Figure 1: U.S. recession risks remain elevated
Gain some perspective
For starters, gain some historical perspective and keep an eye on the future. While the coronavirus has not yet been characterized as a pandemic by the World Health Organization (WHO), it could be on track to be more disruptive than the H1N1 virus of 2009. Even so, what’s important to note amidst today’s developments is that in some ways we’ve been here before.
In fact, as a civilization we dealt with a host of health epidemics in the 20th and 21st century, in the last 100 years the global economy has weathered 30 major military conflicts and six global recessions since 1970. During this time, we’ve also witnessed the rise and fall of various political and economic systems and yet, by some measures, global wealth has steadily risen, and poverty levels have fallen. What’s the point?
The point is that despite the concerns surrounding the coronavirus, state of the economy or potentially disruptive nature of elections this year, over the long term economic and financial market conditions are more likely than not to rise in the future. While market volatility and uncertainty can generate uncomfortable feelings in the near term, it is also helpful to remember is that similar events have come and gone over the years. Therefore, revisiting and staying committed to long term goals could help even the most anxious households and investors better navigate near-term uncertainties.
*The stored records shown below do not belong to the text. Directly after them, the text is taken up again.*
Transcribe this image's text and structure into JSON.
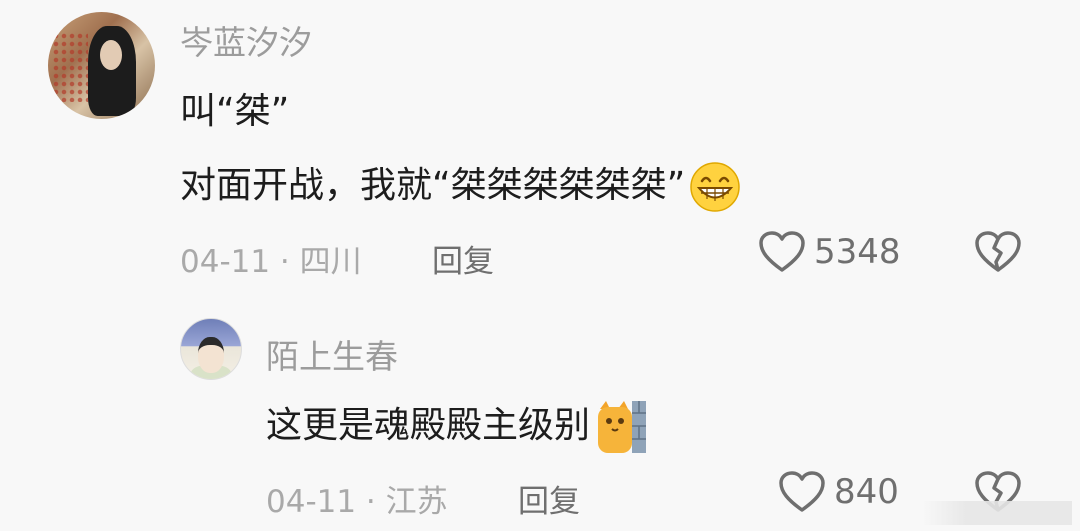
{
  "comments": {
    "main": {
      "username": "岑蓝汐汐",
      "line1": "叫“桀”",
      "line2": "对面开战，我就“桀桀桀桀桀桀”",
      "emoji": "grin-emoji",
      "date_location": "04-11 · 四川",
      "reply_label": "回复",
      "like_count": "5348"
    },
    "reply": {
      "username": "陌上生春",
      "text": "这更是魂殿殿主级别",
      "emoji": "cat-peek-emoji",
      "date_location": "04-11 · 江苏",
      "reply_label": "回复",
      "like_count": "840"
    }
  },
  "colors": {
    "background": "#f8f8f8",
    "username": "#9c9c9c",
    "content": "#1d1d1d",
    "meta": "#a9a9a9",
    "icon": "#6f6f6f"
  }
}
Take action today
Besides gaining some perspective and staying focused on long term goals, what are some tangible actions that households and investors can take to navigate short term economic and financial market volatility? First, build up your cash reserves to help prepare for the unexpected. This includes boosting cash flows by reducing non-essential household spending and lowering interest expenses by refinancing high cost debts. This is important because we expect employment conditions to become less solid should economic uncertainty increase in the months ahead. Therefore, having enough cash on hand to cover 6-12 months of living expenses will be key to bridging disruptive life events.
Next, we recommend investors avoid trying to time the market bottom or, alternatively, selling everything and going to cash. Rather, at this juncture our advice for investors is to keep an attitude toward investing that is rooted in fundamentals and maintaining broad exposure to the markets. This begins with ensuring that portfolio allocations are strategically aligned with long-term goals. And with the market poised to move lower in the near term, we believe that now is the time to look for investment opportunities in solid defensive names, like consumer staple companies, that are positioned to weather periods of sustained market volatility.
Finally, when the economic and market outlook begins to feel out of control, we recommend embracing radical acceptance. That is, accepting life as it is and not resisting what can’t be changed. To be sure, there are arguably more topics of great consequence today creating angst than there has been in years. And while it may be tempting to take a passive posture towards today’s uncertainties, we believe that now more than ever is the time to begin taking proactive steps to preserve long-term goals. This includes educating (exposing) yourself about the potential effects of today’s events, staying rooted in a historical perspective and taking proactive steps to ensure that you can weather near term economic volatility to achieve your long-term goals.